Montana Governor Steve Bullock came out of the gate strong in his first appearance on the Democratic debate stage. On a night that crystallized the policy differences between the left and center, Bullock spoke with credibility as the only presidential candidate to have won in a state that Donald Trump carried by 20-points.
He’s an easy target for the Twitterati to dismiss as a red-stater out of step with the party’s progressive wave. But with an opening statement that slammed “wish-list economics,” Bullock represents an almost forgotten tradition that scrambles the divisions that have come to define our times: he’s a western progressive, someone who has taken on big-money special interests while defending farmers and rural families who just "want a fair shot.”
He framed questions by blowing past the either-or divisions, surprising Bernie Sanders by pointing to his background as a union-side labor negotiator before becoming his state’s attorney general. He’s a gun owner and hunter who briefly silenced the audience by making the gun violence epidemic personal, citing the death of his 11-year old nephew on a school playground.

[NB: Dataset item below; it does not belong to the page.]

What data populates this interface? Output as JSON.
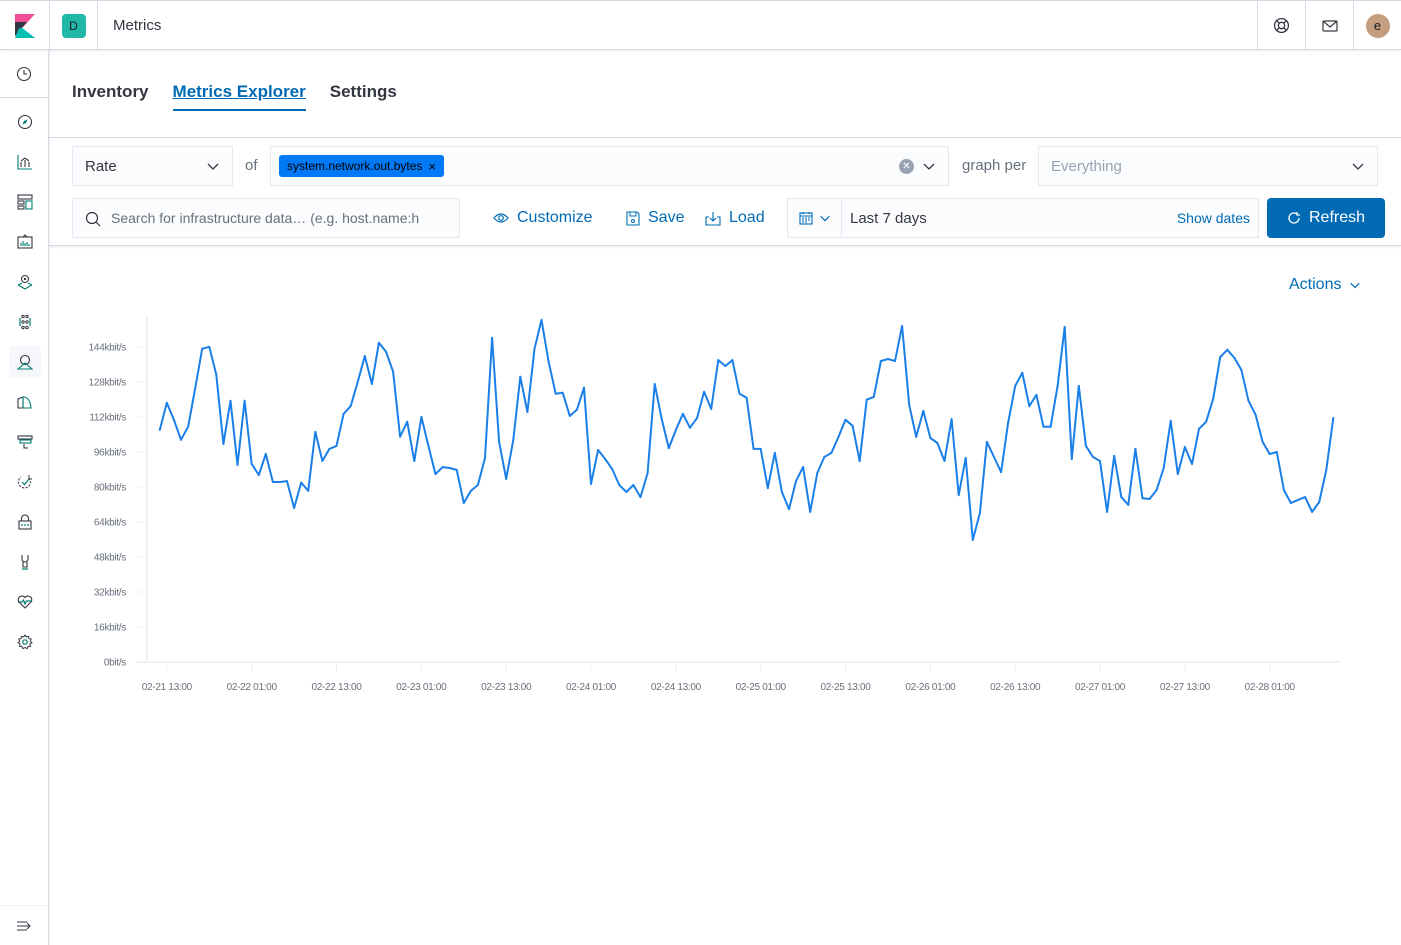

He defended the public option expansion of Obamacare over the actual government takeover of health care through the elimination of private insurance. He talked about the reality of climate change by pointing out that the fire season is now 80 days longer. And he dismissed the talk of decriminalizing border crossings as “playing into Trump’s hands.”

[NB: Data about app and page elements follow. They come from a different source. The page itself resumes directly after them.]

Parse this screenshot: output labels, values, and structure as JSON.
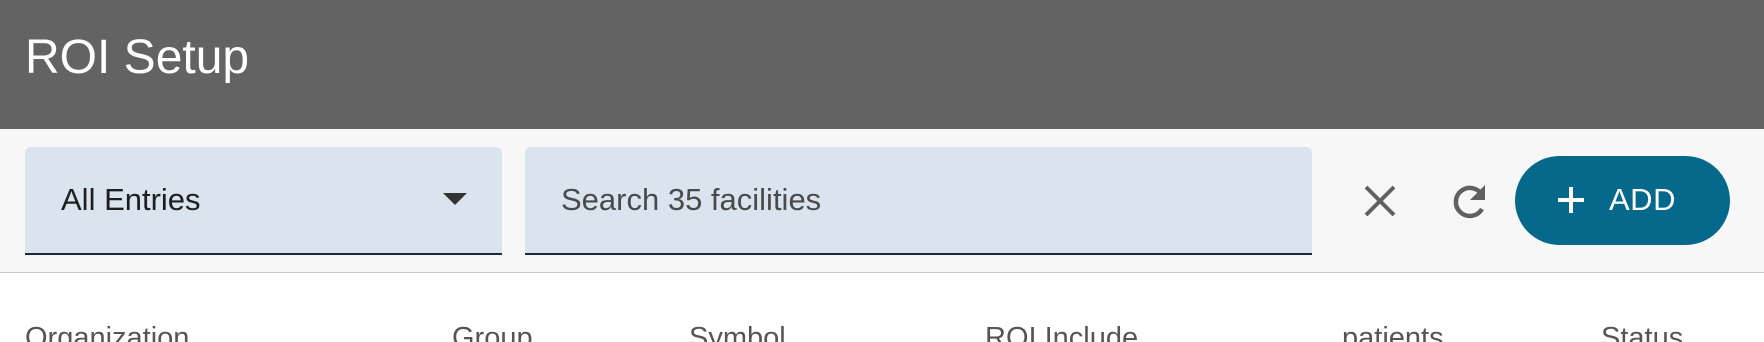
{
  "header": {
    "title": "ROI Setup"
  },
  "toolbar": {
    "filter_select": {
      "value": "All Entries"
    },
    "search": {
      "placeholder": "Search 35 facilities",
      "value": ""
    },
    "add_label": "ADD",
    "icons": {
      "clear": "close-icon",
      "refresh": "refresh-icon",
      "add": "plus-icon",
      "dropdown": "caret-down-icon"
    }
  },
  "table": {
    "columns": [
      "Organization",
      "Group",
      "Symbol",
      "ROI Include",
      "patients",
      "Status"
    ]
  },
  "colors": {
    "header_bg": "#636363",
    "toolbar_bg": "#f7f7f7",
    "field_bg": "#d9e4ee",
    "accent": "#06698b"
  }
}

So much of the partisan debates of the day are not actually red state versus blue state, but urban versus rural. A two-term red state Democratic governor offers a way out of those divides. He brought to the debate stage the great practical benefit of executive experience and a degree of empathy for Trump voters that can help flip back pivot counties and begin to heal the great divides that are hurting our country.
He had some stumbles and could seem stilted and there’s a long road ahead to even the second tier of candidates. But he offers a practical perspective that’s been missing from Democratic debates.

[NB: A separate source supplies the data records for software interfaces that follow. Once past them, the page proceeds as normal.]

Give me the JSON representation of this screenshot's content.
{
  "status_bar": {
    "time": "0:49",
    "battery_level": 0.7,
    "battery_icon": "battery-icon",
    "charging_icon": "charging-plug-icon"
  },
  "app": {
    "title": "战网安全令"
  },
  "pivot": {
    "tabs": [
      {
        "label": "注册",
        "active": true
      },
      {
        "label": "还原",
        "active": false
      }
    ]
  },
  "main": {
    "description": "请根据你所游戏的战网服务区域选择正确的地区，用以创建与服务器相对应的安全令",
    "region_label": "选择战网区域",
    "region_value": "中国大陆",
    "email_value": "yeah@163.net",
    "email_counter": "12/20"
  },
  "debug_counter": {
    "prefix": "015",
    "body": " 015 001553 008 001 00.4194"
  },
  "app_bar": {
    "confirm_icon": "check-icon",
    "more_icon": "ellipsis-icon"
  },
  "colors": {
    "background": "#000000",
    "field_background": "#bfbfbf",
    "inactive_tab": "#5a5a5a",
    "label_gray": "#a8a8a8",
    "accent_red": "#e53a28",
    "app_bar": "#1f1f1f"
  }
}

Steve Bullock is still barely known but that should change after a confident performance that offers a vision of an America that doesn’t need to be hopelessly divided between red states and blue, urban and rural.
John Avlon is a CNN senior political analyst and anchor. Follow him on Twitter: @JohnAvlon.